In research, his main field of interest was the theory of general algebraic systems. He obtained pioneering results on characterizing varieties of modules and related varieties (e.g., varieties of semimodules and varieties of affine modules) in a language-independent way, using only algebraic properties. One of the consequences of these theorems is his joint result with László Megyesi, stating that the variety of idempotent medial quasigroups is essentially the variety of affine $R$-modules for the ring \(R = \mathbb{Z}\)[x, 1/x, 1/(1 − x)]. In the mid 1960’s, he carried out a systematic investigation of “Abelian properties”, which were motivated by his work on module varieties, and preceded the birth of commutator theory for general algebras by about a decade. In 1970, he was one of three authors who independently published Mal’tsev conditions characterizing congruence regularity, and he also proved Mal’tsev or Mal’tsev-like characterizations for a number of other properties of varieties. In the late 1970’s he became interested in finite algebras and clones on finite sets. With his results on homogeneous algebras he initiated the study of the question: Under what symmmetry assumptions is it true that almost all finite symmetric algebras are functionally complete? His results in clone theory include a complete description of all minimal clones on a three-element set, a complete description of two of the three non-unary types of conservative minimal clones on arbitrary finite sets of size > 2, and completeness theorems for co-clones.

Later in his life he became interested in mathematical games (he was an excellent chess player from his youth), he has joint publications with his wife, Rozália Juhász, on this topic. He also created a new undergraduate course about discrete mathematical games, and wrote a textbook for the course. He taught and popularized mathematics outside of the university, too. He published several papers in the mathematics education journal Polygon of the Bolyai Institute, he gave presentations at popular math events at the university, and he was a member and lecturer of the Wesselényi Folk College at Zsombó for decades. Besides mathematics, he was also interested in the history of mathematics and in the history of Szeged, publishing articles in local journals. The history of the Bolyai Institute, which he wrote jointly with Antal Varga, is posted on the web site of the institute. His hobbies included collecting and making boomerangs, gardening, and hiking. His greatest hiking accomplishment is that he climbed Mount Kilimanjaro in 1996, at the age of 63!

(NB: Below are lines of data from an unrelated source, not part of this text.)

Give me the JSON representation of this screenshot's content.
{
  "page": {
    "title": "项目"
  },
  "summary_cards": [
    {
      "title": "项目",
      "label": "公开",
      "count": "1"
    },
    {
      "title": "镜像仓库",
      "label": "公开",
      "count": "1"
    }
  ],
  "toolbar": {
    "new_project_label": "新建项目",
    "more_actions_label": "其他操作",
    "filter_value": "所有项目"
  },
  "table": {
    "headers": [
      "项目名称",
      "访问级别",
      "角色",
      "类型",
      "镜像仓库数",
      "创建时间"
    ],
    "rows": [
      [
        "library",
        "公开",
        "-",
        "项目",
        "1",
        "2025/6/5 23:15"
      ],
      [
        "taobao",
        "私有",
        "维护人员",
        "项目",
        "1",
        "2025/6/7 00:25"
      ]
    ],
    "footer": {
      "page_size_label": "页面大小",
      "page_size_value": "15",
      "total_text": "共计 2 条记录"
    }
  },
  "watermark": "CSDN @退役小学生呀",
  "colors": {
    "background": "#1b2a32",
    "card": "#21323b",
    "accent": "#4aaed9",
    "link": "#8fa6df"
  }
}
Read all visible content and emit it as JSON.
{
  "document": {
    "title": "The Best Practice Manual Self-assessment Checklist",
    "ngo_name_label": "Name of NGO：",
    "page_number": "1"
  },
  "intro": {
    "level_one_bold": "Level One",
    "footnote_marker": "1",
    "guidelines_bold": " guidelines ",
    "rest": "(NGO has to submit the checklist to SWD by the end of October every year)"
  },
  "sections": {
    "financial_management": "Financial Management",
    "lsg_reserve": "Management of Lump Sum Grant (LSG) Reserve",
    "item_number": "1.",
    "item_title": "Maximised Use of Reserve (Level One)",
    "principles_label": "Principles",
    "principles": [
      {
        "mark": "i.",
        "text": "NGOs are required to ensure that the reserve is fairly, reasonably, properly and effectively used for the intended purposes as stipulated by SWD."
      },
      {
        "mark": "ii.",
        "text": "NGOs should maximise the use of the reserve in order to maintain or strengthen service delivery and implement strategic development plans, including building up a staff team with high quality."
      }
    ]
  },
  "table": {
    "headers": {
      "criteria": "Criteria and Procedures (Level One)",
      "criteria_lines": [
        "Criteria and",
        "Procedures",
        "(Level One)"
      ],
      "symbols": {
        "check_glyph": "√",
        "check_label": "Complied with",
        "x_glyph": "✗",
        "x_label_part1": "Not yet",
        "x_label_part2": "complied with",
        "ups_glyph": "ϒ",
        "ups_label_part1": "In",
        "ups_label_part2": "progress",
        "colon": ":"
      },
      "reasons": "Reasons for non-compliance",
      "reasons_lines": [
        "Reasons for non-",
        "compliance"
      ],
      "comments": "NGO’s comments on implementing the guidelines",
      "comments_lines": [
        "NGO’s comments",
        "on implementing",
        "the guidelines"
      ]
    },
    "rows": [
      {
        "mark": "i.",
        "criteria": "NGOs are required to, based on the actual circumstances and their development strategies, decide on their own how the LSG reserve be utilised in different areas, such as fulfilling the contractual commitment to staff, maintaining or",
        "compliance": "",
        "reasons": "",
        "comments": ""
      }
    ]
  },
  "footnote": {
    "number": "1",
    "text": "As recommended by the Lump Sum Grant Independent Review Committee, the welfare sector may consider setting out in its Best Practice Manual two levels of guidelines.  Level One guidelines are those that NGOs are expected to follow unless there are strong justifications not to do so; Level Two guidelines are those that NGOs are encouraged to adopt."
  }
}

With the passing of Béla Csákány, we lost a great scientist, teacher, and colleague. We will miss the serenity and wisdom manifesting in his comments. He was able to make interesting and valuable contributions to any discussion on any topic, sharing with us pieces of his extensive knowledge.